close relationships are forged, we can iron out the problems early on, so they don’t manifest themselves at a more crucial stage of the job.

Moreover, these partnerships will mean that sub-contractors have more choice when it comes to integrated solutions that offer better reliability and performance. Partnerships can also take away the need for ‘pick and mix.’ Which is important as so often CNC machine purchasers struggle to piece together the perfect package.


Higher Demand for 5 Axis CNC Machines

Lately, there has also been a higher demand for 5-axis CNC machines.

A 5-Axis CNC machine is a machine which can move a part or cutting tool along five different axis simultaneously. This feature enables the machining of complex parts, as often seen in aerospace and F1. 5-axis CNC machines can also create parts in the automotive industry, where car designs are becoming more diverse and advanced.

There are other factors driving the CNC machine purchasing trend. For example, some of these factors include single set-up machining, improved tool life and improved cycle times through achieving optimum cutting positions.

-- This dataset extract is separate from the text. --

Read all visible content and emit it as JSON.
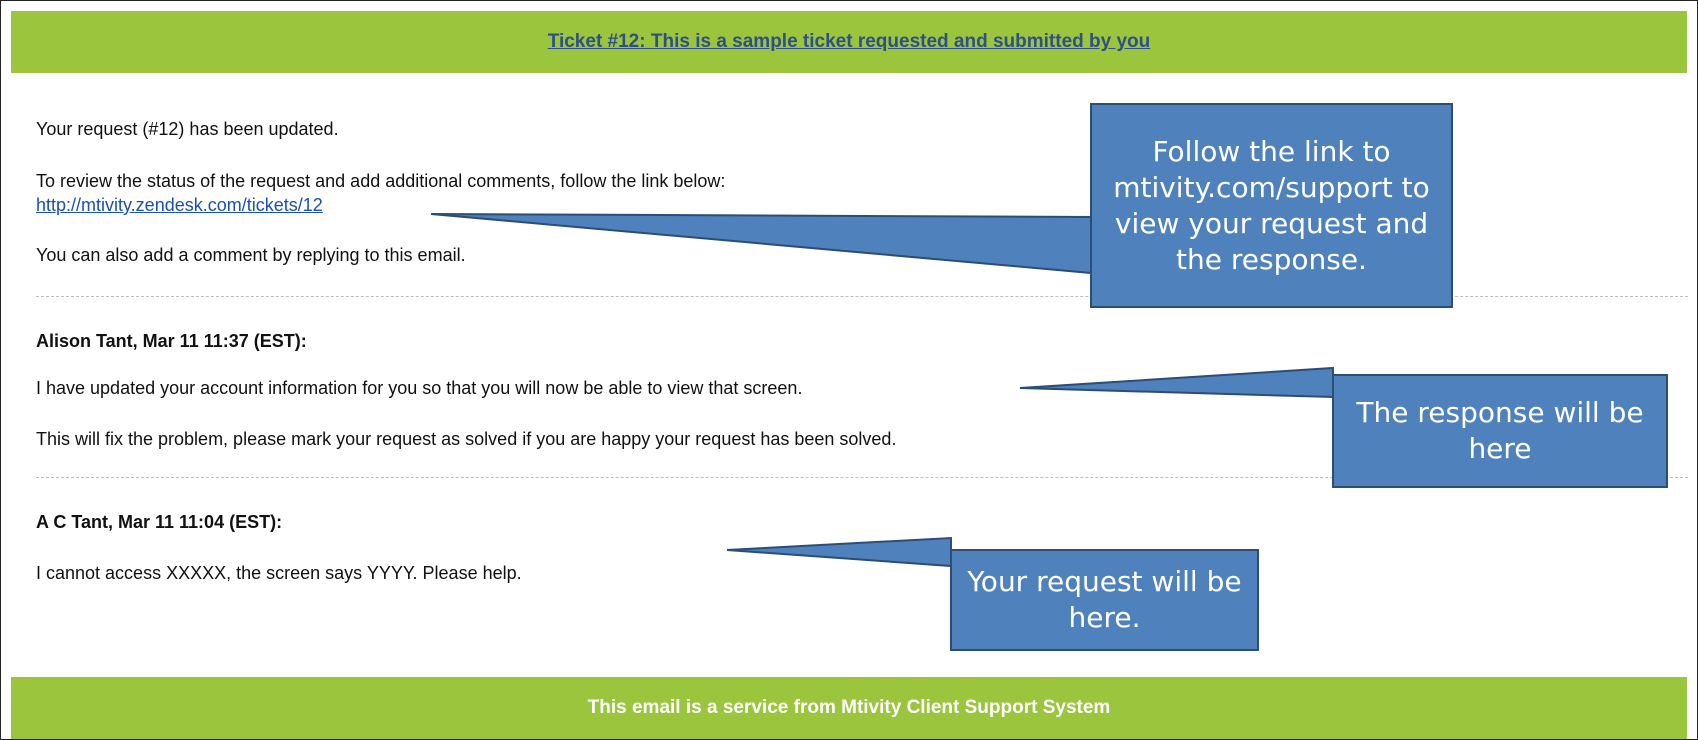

From conversing with our Regional Sales Managers, we noted another anecdotal trend:

We discovered that over the last few years, machined part suppliers are searching for reduced set-up times, so they can move on to the next job to meet customer demand.

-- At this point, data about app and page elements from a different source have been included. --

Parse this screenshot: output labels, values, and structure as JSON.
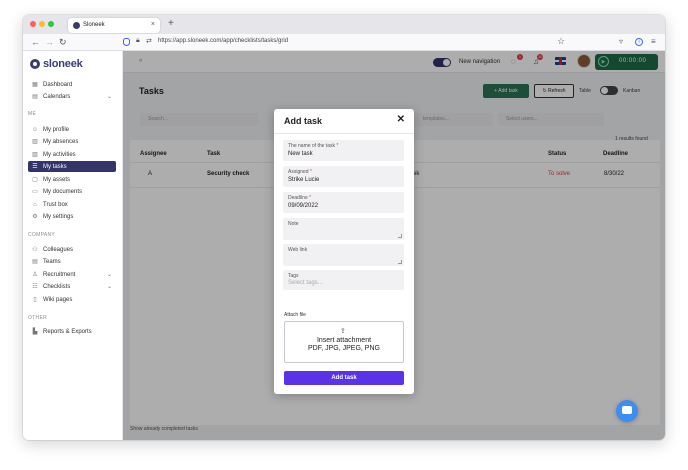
{
  "browser": {
    "tab_title": "Sloneek",
    "tab_close": "×",
    "tab_new": "+",
    "url": "https://app.sloneek.com/app/checklists/tasks/grid",
    "back": "←",
    "forward": "→",
    "reload": "↻",
    "star": "☆"
  },
  "sidebar": {
    "brand": "sloneek",
    "top_items": [
      {
        "label": "Dashboard",
        "icon": "dashboard-icon",
        "glyph": "▦"
      },
      {
        "label": "Calendars",
        "icon": "calendar-icon",
        "glyph": "▤",
        "chevron": "⌄"
      }
    ],
    "me_heading": "ME",
    "me_items": [
      {
        "label": "My profile",
        "glyph": "☺"
      },
      {
        "label": "My absences",
        "glyph": "▥"
      },
      {
        "label": "My activities",
        "glyph": "▧"
      },
      {
        "label": "My tasks",
        "glyph": "☰"
      },
      {
        "label": "My assets",
        "glyph": "▢"
      },
      {
        "label": "My documents",
        "glyph": "▭"
      },
      {
        "label": "Trust box",
        "glyph": "⌂"
      },
      {
        "label": "My settings",
        "glyph": "⚙"
      }
    ],
    "company_heading": "COMPANY",
    "company_items": [
      {
        "label": "Colleagues",
        "glyph": "⚇"
      },
      {
        "label": "Teams",
        "glyph": "▤"
      },
      {
        "label": "Recruitment",
        "glyph": "♙",
        "chevron": "⌄"
      },
      {
        "label": "Checklists",
        "glyph": "☷",
        "chevron": "⌄"
      },
      {
        "label": "Wiki pages",
        "glyph": "▯"
      }
    ],
    "other_heading": "OTHER",
    "other_items": [
      {
        "label": "Reports & Exports",
        "glyph": "▙"
      }
    ]
  },
  "header": {
    "collapse": "«",
    "new_navigation": "New navigation",
    "chat_badge": "1",
    "notif_badge": "10",
    "timer": "00:00:00",
    "play": "▶"
  },
  "page": {
    "title": "Tasks",
    "add_task_btn": "+ Add task",
    "refresh_btn": "↻ Refresh",
    "table_label": "Table",
    "kanban_label": "Kanban",
    "search_placeholder": "Search...",
    "templates_placeholder": "templates...",
    "users_placeholder": "Select users...",
    "results": "1 results found",
    "columns": {
      "assignee": "Assignee",
      "task": "Task",
      "status": "Status",
      "deadline": "Deadline"
    },
    "row": {
      "assignee": "A",
      "task": "Security check",
      "task_tail": "ek",
      "status": "To solve",
      "deadline": "8/30/22"
    },
    "footer": "Show already completed tasks"
  },
  "modal": {
    "title": "Add task",
    "close": "✕",
    "task_name_label": "The name of the task",
    "task_name_value": "New task",
    "assigned_label": "Assigned",
    "assigned_value": "Strike Lucie",
    "deadline_label": "Deadline",
    "deadline_value": "09/09/2022",
    "note_label": "Note",
    "weblink_label": "Web link",
    "tags_label": "Tags",
    "tags_placeholder": "Select tags...",
    "required_mark": "*",
    "attach_label": "Attach file",
    "upload_icon": "⇪",
    "dz_line1": "Insert attachment",
    "dz_line2": "PDF, JPG, JPEG, PNG",
    "submit": "Add task"
  },
  "colors": {
    "brand": "#32346a",
    "submit": "#5a32e8",
    "green": "#2b7355",
    "status_red": "#e53946"
  }
}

Speed is one element. However, there is also an increasing number of part design changes which need to be accommodated in CNC machines. Thankfully, controls for CNC machines improved to meet this desire.

Today’s machines are as powerful as the newest and best PC. In fact, the PC has now become an integral part of CNC machines.

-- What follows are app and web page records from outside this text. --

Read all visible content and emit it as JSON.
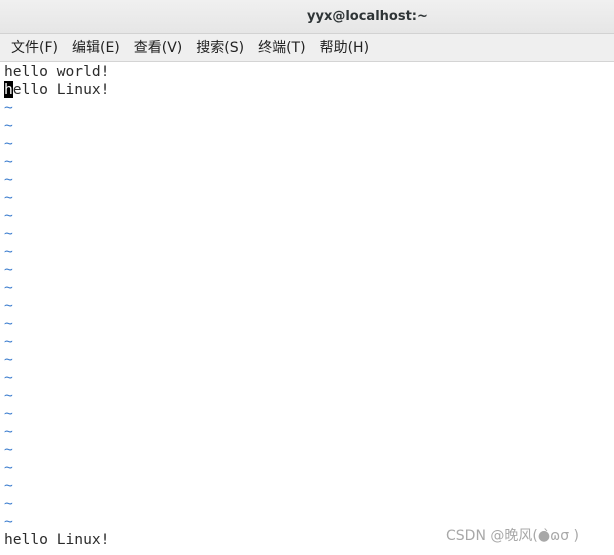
{
  "window": {
    "title": "yyx@localhost:~"
  },
  "menu": {
    "items": [
      "文件(F)",
      "编辑(E)",
      "查看(V)",
      "搜索(S)",
      "终端(T)",
      "帮助(H)"
    ]
  },
  "editor": {
    "line1": "hello world!",
    "line2_cursor_char": "h",
    "line2_rest": "ello Linux!",
    "empty_marker": "~",
    "empty_line_count": 24
  },
  "command_line": {
    "text": "hello Linux!"
  },
  "watermark": {
    "text": "CSDN @晚风(●̀ɷσ )"
  },
  "colors": {
    "tilde": "#3f7fcf",
    "cursor_bg": "#000000",
    "text": "#2b2b2b"
  }
}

Improvements have also kept pace on the software side. The standardisation of hardware and user-friendly programmers ensures that we can effectively achieve the complexity of future machines.



CNC Machines in the Future

cnc machine action

Advanced CNC technology can help a business remain competitive and win new products. Furthermore, advanced CNC machinery reduces costs and work with an ever-increasing arsenal of materials. We have proven this in one of our recent case studies.

However, progress will not stop there. Machine builders are continually challenging the status quo of performance. The Industry 4.0 movement is helping to push these boundaries. Smarter, more connected, data-driven machines are inevitable.

CNC machines are learning on their own and will gradually require less human interaction and dependency.

Manufacturers will be able to achieve greater insight into their CNC machines and processes. This will, in turn, provide opportunities for them to plan more effective maintenance, reduce material waste and achieve better quality.

There will no longer be a need for ‘trial on error’ on parts, as design softwares to process 3D models of parts.

CNC machining is here to stay and will continue to be a bedrock of the manufacturing world. The CNC machines will just be progressively sleeker, smarter, faster and more likely to talk to each other.

If you have any queries related to CNC machines or software, feel free to contact us.


Introducing the new ETG Machine Tool Configurator (Box-Out)

ETG’s custom-built CNC Machine Tool Configurator echoes our complete equipment offering, including the latest models from Bavius, Chiron,  Hardinge Bridgeport,

Nakamura, Quaser and Stama, not to mention Halter Automation Solutions and software suppliers Camplete, Cimco and Mastercam.

This is a new way of ‘purchasing’ and enables clients to easily configure machines to their desired specifications online, whilst browsing the wide array of turnkey solutions available.


Other benefits of this new approach:


  • Quotation time reduced from six weeks to just fifteen minutes
  • Easy-to-print quotation document (PDF) automatically generated
  • Simple navigation through a huge range of specifications and accessories
  • Advantages using certain machines/manufacturers clearly outlined
  • Engineering training courses built in to the configurator


Our CNC Machines Tool Associates include:

Chiron, Nakamura-Tome, Bridgeport Hardinge, Quaser, Stama, Bavius, Pietro Carnaghi and Scherer Feinbau.